The CFMEU Manufacturing (Construction, Forestry, Maritime, Mining and Energy Union) is demanding all political parties and independents commit to supporting the South Australian forest and forest products industry.
CFMEU Manufacturing secretary for the Greater Green Triangle District, Brad Coates said that any funding for forestry without water provisions is “just spin.”
“Whoever is in government will need to seriously look at the water licencing issues,” Mr Coates said.
“We have already seen the plantation estate decrease in South Australia by between 15 to 20 per cent over the last ten years.
“By 2030 we may have 25 per cent less because water licencing is so restrictive now.”
Last month the State Liberal Government committed $800,000 over three years to accelerate work on the Limestone Coast Water Allocation Plan, supporting additional modelling and monitoring work.

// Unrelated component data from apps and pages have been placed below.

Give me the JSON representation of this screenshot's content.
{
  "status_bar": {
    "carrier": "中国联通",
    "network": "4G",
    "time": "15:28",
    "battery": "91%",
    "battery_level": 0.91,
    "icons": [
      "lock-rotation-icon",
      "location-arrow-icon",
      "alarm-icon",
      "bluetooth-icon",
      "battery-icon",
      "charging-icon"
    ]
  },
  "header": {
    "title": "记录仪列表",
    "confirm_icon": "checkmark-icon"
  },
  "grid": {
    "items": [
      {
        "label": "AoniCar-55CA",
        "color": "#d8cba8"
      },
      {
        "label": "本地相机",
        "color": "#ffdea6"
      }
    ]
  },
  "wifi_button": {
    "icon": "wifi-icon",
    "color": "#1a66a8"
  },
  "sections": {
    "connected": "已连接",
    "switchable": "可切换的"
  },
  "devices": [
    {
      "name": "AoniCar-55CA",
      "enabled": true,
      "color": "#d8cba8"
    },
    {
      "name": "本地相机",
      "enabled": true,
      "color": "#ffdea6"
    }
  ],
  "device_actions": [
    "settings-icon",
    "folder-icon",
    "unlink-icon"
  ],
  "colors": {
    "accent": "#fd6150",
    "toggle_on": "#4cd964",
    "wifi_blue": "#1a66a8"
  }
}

Mr Coates said the other big problem was local training, claiming that some local companies are considering sending staff to New Zealand to get appropriate training.
“There is a big black hole in skills training,” he said.
“There is a real need to upgrade the facilities here at TAFE.
“At the moment, we have two companies who are looking to send saw technicians to New Zealand to get trained because they cannot get trained in Australia.
“Mount Gambier used to have the biggest saw doctor training facility in the country 15 or 20 years ago, people used to come here from other places for training.
“But that is all gone now.”
National Secretary of CFMEU Manufacturing Michael O’Connor said it was vital any future government acted quickly.
“We need a growing forest and forest products industry, not timber shortages which are harming jobs, our economy, and our communities,” said Mr O’Connor.
“We need a State government committed to building upon South Australia’s world-class timber resource and industry.
“Workers deserve a State Government committed to addressing problems stymying the industry and release the shackles on it so that it can realise its full potential.”
The union has written to political parties and independents and plan to share responses with timber workers, families, and communities before the election.